Saved entries ->
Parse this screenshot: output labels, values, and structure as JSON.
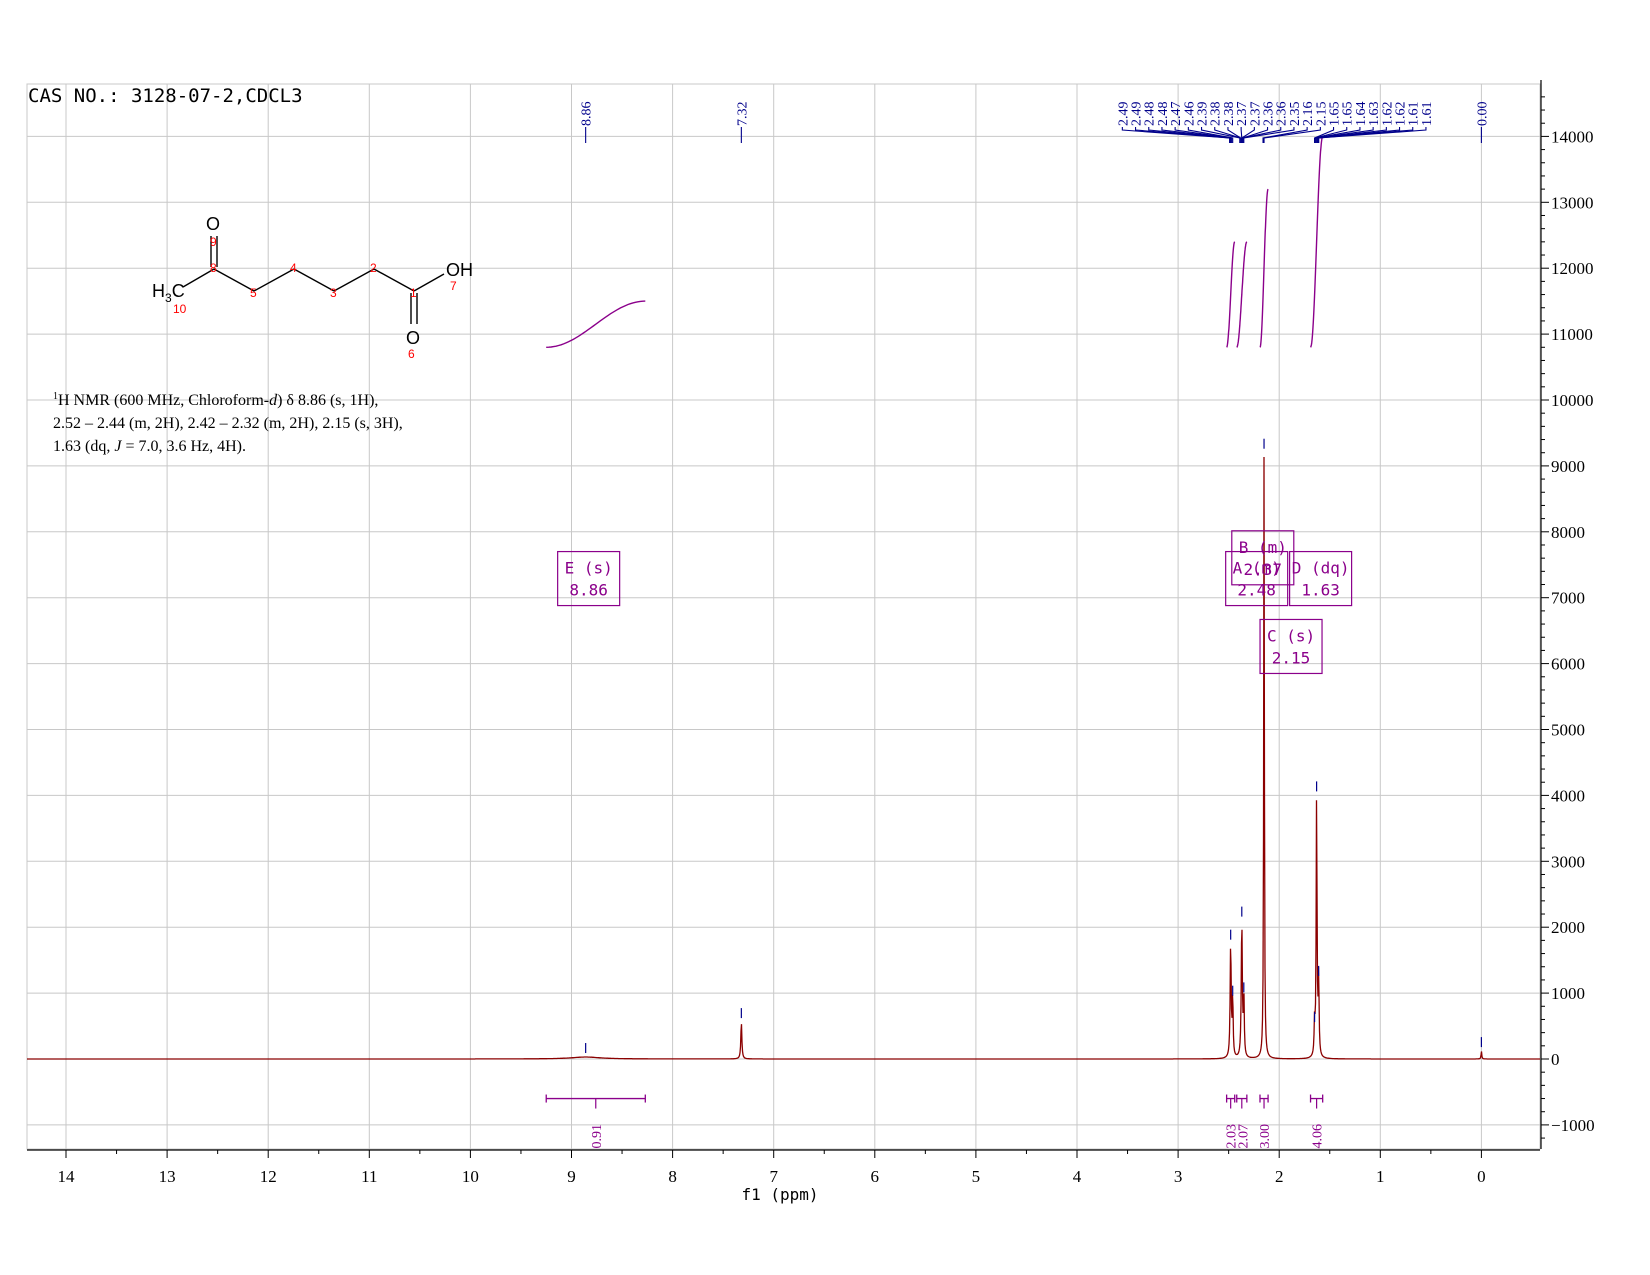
{
  "header": {
    "cas_title": "CAS NO.: 3128-07-2,CDCL3"
  },
  "description": {
    "sup": "1",
    "line1_a": "H NMR (600 MHz, Chloroform-",
    "line1_b": "d",
    "line1_c": ") δ 8.86 (s, 1H),",
    "line2": "2.52 – 2.44 (m, 2H), 2.42 – 2.32 (m, 2H), 2.15 (s, 3H),",
    "line3_a": "1.63 (dq, ",
    "line3_b": "J",
    "line3_c": " = 7.0, 3.6 Hz, 4H)."
  },
  "molecule": {
    "atoms": {
      "o_top": "O",
      "oh": "OH",
      "o_bottom": "O",
      "h3c_h": "H",
      "h3c_3": "3",
      "h3c_c": "C"
    },
    "numbers": [
      "1",
      "2",
      "3",
      "4",
      "5",
      "6",
      "7",
      "8",
      "9",
      "10"
    ]
  },
  "chart_data": {
    "type": "line",
    "xlabel": "f1 (ppm)",
    "ylabel": "",
    "xlim": [
      14.4,
      -0.45
    ],
    "ylim": [
      -1380,
      14700
    ],
    "x_ticks": [
      "14",
      "13",
      "12",
      "11",
      "10",
      "9",
      "8",
      "7",
      "6",
      "5",
      "4",
      "3",
      "2",
      "1",
      "0"
    ],
    "y_ticks": [
      "14000",
      "13000",
      "12000",
      "11000",
      "10000",
      "9000",
      "8000",
      "7000",
      "6000",
      "5000",
      "4000",
      "3000",
      "2000",
      "1000",
      "0",
      "−1000"
    ],
    "grid": true,
    "spectrum_peaks": [
      {
        "ppm": 8.86,
        "height": 30,
        "width": 0.35
      },
      {
        "ppm": 7.32,
        "height": 560,
        "width": 0.012
      },
      {
        "ppm": 2.48,
        "height": 1750,
        "width": 0.012
      },
      {
        "ppm": 2.46,
        "height": 900,
        "width": 0.01
      },
      {
        "ppm": 2.37,
        "height": 2100,
        "width": 0.012
      },
      {
        "ppm": 2.35,
        "height": 950,
        "width": 0.01
      },
      {
        "ppm": 2.15,
        "height": 9200,
        "width": 0.008
      },
      {
        "ppm": 1.65,
        "height": 500,
        "width": 0.01
      },
      {
        "ppm": 1.63,
        "height": 4000,
        "width": 0.01
      },
      {
        "ppm": 1.61,
        "height": 1200,
        "width": 0.01
      },
      {
        "ppm": 0.0,
        "height": 120,
        "width": 0.008
      }
    ],
    "peak_labels": [
      "8.86",
      "7.32",
      "2.49",
      "2.49",
      "2.48",
      "2.48",
      "2.47",
      "2.46",
      "2.39",
      "2.38",
      "2.38",
      "2.37",
      "2.37",
      "2.36",
      "2.36",
      "2.35",
      "2.16",
      "2.15",
      "1.65",
      "1.65",
      "1.64",
      "1.63",
      "1.62",
      "1.62",
      "1.61",
      "1.61",
      "0.00"
    ],
    "multiplets": [
      {
        "label": "E (s)",
        "shift": "8.86"
      },
      {
        "label": "B (m)",
        "shift": "2.37"
      },
      {
        "label": "A (m)",
        "shift": "2.48"
      },
      {
        "label": "D (dq)",
        "shift": "1.63"
      },
      {
        "label": "C (s)",
        "shift": "2.15"
      }
    ],
    "integrals": [
      {
        "value": "0.91",
        "from": 9.25,
        "to": 8.27,
        "curve_y0": 10800,
        "curve_y1": 11500
      },
      {
        "value": "2.03",
        "from": 2.52,
        "to": 2.44,
        "curve_y0": 10800,
        "curve_y1": 12400
      },
      {
        "value": "2.07",
        "from": 2.42,
        "to": 2.32,
        "curve_y0": 10800,
        "curve_y1": 12400
      },
      {
        "value": "3.00",
        "from": 2.19,
        "to": 2.11,
        "curve_y0": 10800,
        "curve_y1": 13200
      },
      {
        "value": "4.06",
        "from": 1.69,
        "to": 1.57,
        "curve_y0": 10800,
        "curve_y1": 14000
      }
    ],
    "colors": {
      "spectrum": "#8b0000",
      "peak_label": "#00008b",
      "integral": "#8b008b",
      "grid": "#c8c8c8",
      "atom_number": "#ff0000"
    }
  }
}
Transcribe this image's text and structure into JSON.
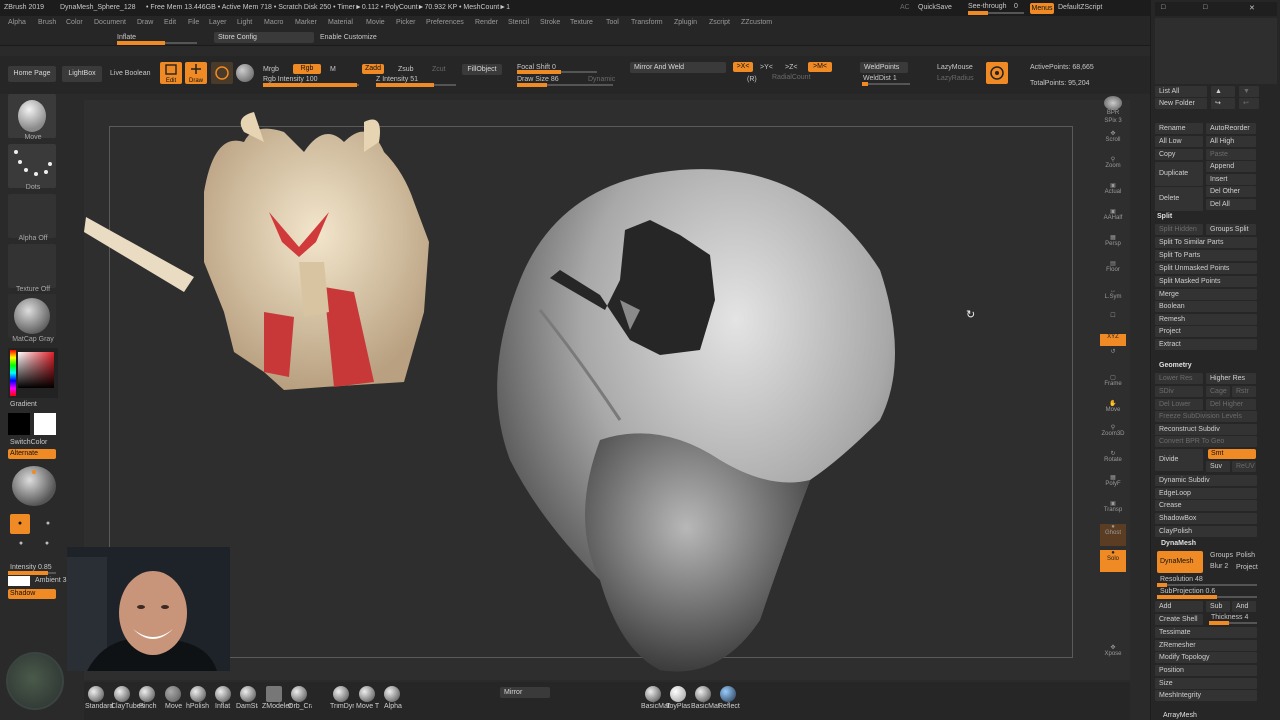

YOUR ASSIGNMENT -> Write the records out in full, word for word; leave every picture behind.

WORKED SOLUTION ->
Parse this screenshot: output labels, values, and structure as JSON.
{
  "header": {
    "cas_title": "CAS NO.: 3128-07-2,CDCL3"
  },
  "description": {
    "sup": "1",
    "line1_a": "H NMR (600 MHz, Chloroform-",
    "line1_b": "d",
    "line1_c": ") δ 8.86 (s, 1H),",
    "line2": "2.52 – 2.44 (m, 2H), 2.42 – 2.32 (m, 2H), 2.15 (s, 3H),",
    "line3_a": "1.63 (dq, ",
    "line3_b": "J",
    "line3_c": " = 7.0, 3.6 Hz, 4H)."
  },
  "molecule": {
    "atoms": {
      "o_top": "O",
      "oh": "OH",
      "o_bottom": "O",
      "h3c_h": "H",
      "h3c_3": "3",
      "h3c_c": "C"
    },
    "numbers": [
      "1",
      "2",
      "3",
      "4",
      "5",
      "6",
      "7",
      "8",
      "9",
      "10"
    ]
  },
  "chart_data": {
    "type": "line",
    "xlabel": "f1 (ppm)",
    "ylabel": "",
    "xlim": [
      14.4,
      -0.45
    ],
    "ylim": [
      -1380,
      14700
    ],
    "x_ticks": [
      "14",
      "13",
      "12",
      "11",
      "10",
      "9",
      "8",
      "7",
      "6",
      "5",
      "4",
      "3",
      "2",
      "1",
      "0"
    ],
    "y_ticks": [
      "14000",
      "13000",
      "12000",
      "11000",
      "10000",
      "9000",
      "8000",
      "7000",
      "6000",
      "5000",
      "4000",
      "3000",
      "2000",
      "1000",
      "0",
      "−1000"
    ],
    "grid": true,
    "spectrum_peaks": [
      {
        "ppm": 8.86,
        "height": 30,
        "width": 0.35
      },
      {
        "ppm": 7.32,
        "height": 560,
        "width": 0.012
      },
      {
        "ppm": 2.48,
        "height": 1750,
        "width": 0.012
      },
      {
        "ppm": 2.46,
        "height": 900,
        "width": 0.01
      },
      {
        "ppm": 2.37,
        "height": 2100,
        "width": 0.012
      },
      {
        "ppm": 2.35,
        "height": 950,
        "width": 0.01
      },
      {
        "ppm": 2.15,
        "height": 9200,
        "width": 0.008
      },
      {
        "ppm": 1.65,
        "height": 500,
        "width": 0.01
      },
      {
        "ppm": 1.63,
        "height": 4000,
        "width": 0.01
      },
      {
        "ppm": 1.61,
        "height": 1200,
        "width": 0.01
      },
      {
        "ppm": 0.0,
        "height": 120,
        "width": 0.008
      }
    ],
    "peak_labels": [
      "8.86",
      "7.32",
      "2.49",
      "2.49",
      "2.48",
      "2.48",
      "2.47",
      "2.46",
      "2.39",
      "2.38",
      "2.38",
      "2.37",
      "2.37",
      "2.36",
      "2.36",
      "2.35",
      "2.16",
      "2.15",
      "1.65",
      "1.65",
      "1.64",
      "1.63",
      "1.62",
      "1.62",
      "1.61",
      "1.61",
      "0.00"
    ],
    "multiplets": [
      {
        "label": "E (s)",
        "shift": "8.86"
      },
      {
        "label": "B (m)",
        "shift": "2.37"
      },
      {
        "label": "A (m)",
        "shift": "2.48"
      },
      {
        "label": "D (dq)",
        "shift": "1.63"
      },
      {
        "label": "C (s)",
        "shift": "2.15"
      }
    ],
    "integrals": [
      {
        "value": "0.91",
        "from": 9.25,
        "to": 8.27,
        "curve_y0": 10800,
        "curve_y1": 11500
      },
      {
        "value": "2.03",
        "from": 2.52,
        "to": 2.44,
        "curve_y0": 10800,
        "curve_y1": 12400
      },
      {
        "value": "2.07",
        "from": 2.42,
        "to": 2.32,
        "curve_y0": 10800,
        "curve_y1": 12400
      },
      {
        "value": "3.00",
        "from": 2.19,
        "to": 2.11,
        "curve_y0": 10800,
        "curve_y1": 13200
      },
      {
        "value": "4.06",
        "from": 1.69,
        "to": 1.57,
        "curve_y0": 10800,
        "curve_y1": 14000
      }
    ],
    "colors": {
      "spectrum": "#8b0000",
      "peak_label": "#00008b",
      "integral": "#8b008b",
      "grid": "#c8c8c8",
      "atom_number": "#ff0000"
    }
  }
}
Transcribe this image's text and structure into JSON.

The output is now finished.